-- Data extract follows --

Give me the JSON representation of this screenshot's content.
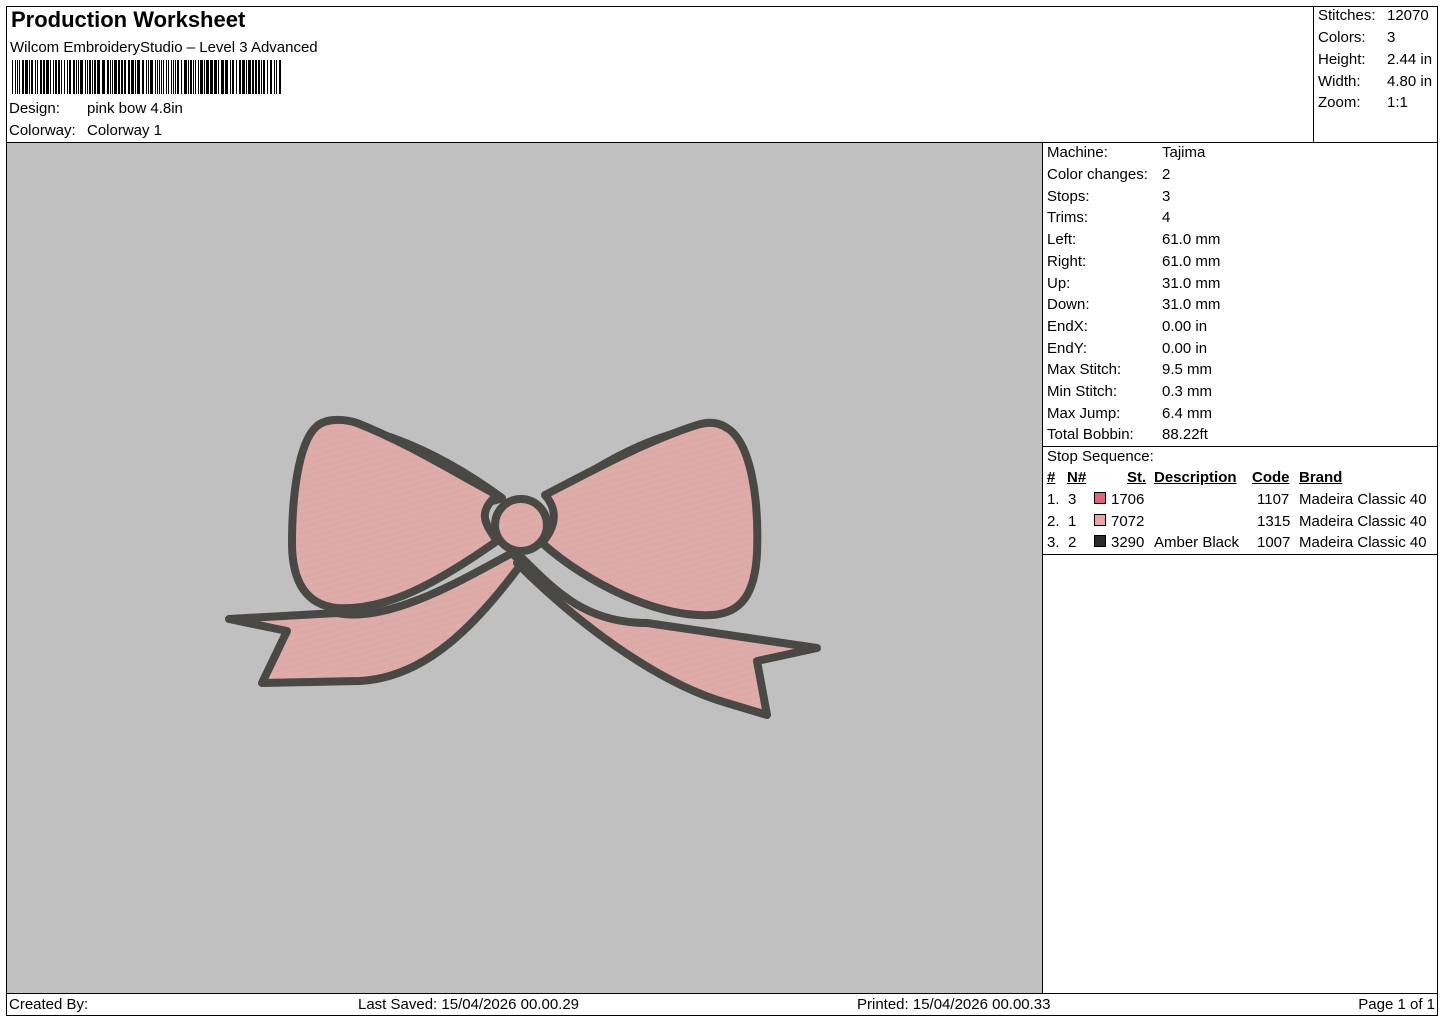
{
  "header": {
    "title": "Production Worksheet",
    "subtitle": "Wilcom EmbroideryStudio – Level 3 Advanced",
    "design_label": "Design:",
    "design_value": "pink bow 4.8in",
    "colorway_label": "Colorway:",
    "colorway_value": "Colorway 1"
  },
  "stats": [
    {
      "label": "Stitches:",
      "value": "12070"
    },
    {
      "label": "Colors:",
      "value": "3"
    },
    {
      "label": "Height:",
      "value": "2.44 in"
    },
    {
      "label": "Width:",
      "value": "4.80 in"
    },
    {
      "label": "Zoom:",
      "value": "1:1"
    }
  ],
  "properties": [
    {
      "label": "Machine:",
      "value": "Tajima"
    },
    {
      "label": "Color changes:",
      "value": "2"
    },
    {
      "label": "Stops:",
      "value": "3"
    },
    {
      "label": "Trims:",
      "value": "4"
    },
    {
      "label": "Left:",
      "value": "61.0 mm"
    },
    {
      "label": "Right:",
      "value": "61.0 mm"
    },
    {
      "label": "Up:",
      "value": "31.0 mm"
    },
    {
      "label": "Down:",
      "value": "31.0 mm"
    },
    {
      "label": "EndX:",
      "value": "0.00 in"
    },
    {
      "label": "EndY:",
      "value": "0.00 in"
    },
    {
      "label": "Max Stitch:",
      "value": "9.5 mm"
    },
    {
      "label": "Min Stitch:",
      "value": "0.3 mm"
    },
    {
      "label": "Max Jump:",
      "value": "6.4 mm"
    },
    {
      "label": "Total Bobbin:",
      "value": "88.22ft"
    }
  ],
  "stop_sequence": {
    "title": "Stop Sequence:",
    "columns": [
      "#",
      "N#",
      "St.",
      "Description",
      "Code",
      "Brand"
    ],
    "rows": [
      {
        "index": "1.",
        "n": "3",
        "color": "#e06676",
        "st": "1706",
        "description": "",
        "code": "1107",
        "brand": "Madeira Classic 40"
      },
      {
        "index": "2.",
        "n": "1",
        "color": "#e9a5a5",
        "st": "7072",
        "description": "",
        "code": "1315",
        "brand": "Madeira Classic 40"
      },
      {
        "index": "3.",
        "n": "2",
        "color": "#2b2b2b",
        "st": "3290",
        "description": "Amber Black",
        "code": "1007",
        "brand": "Madeira Classic 40"
      }
    ]
  },
  "footer": {
    "created_by": "Created By:",
    "last_saved": "Last Saved: 15/04/2026 00.00.29",
    "printed": "Printed: 15/04/2026 00.00.33",
    "page": "Page 1 of 1"
  },
  "colors": {
    "canvas_background": "#c0c0c0",
    "bow_inner_loop": "#d9797d",
    "bow_body": "#ddaaa7",
    "bow_outline": "#4a4845"
  }
}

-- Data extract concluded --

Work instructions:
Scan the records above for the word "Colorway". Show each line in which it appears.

Result of the task:
    "colorway_label": "Colorway:",
    "colorway_value": "Colorway 1"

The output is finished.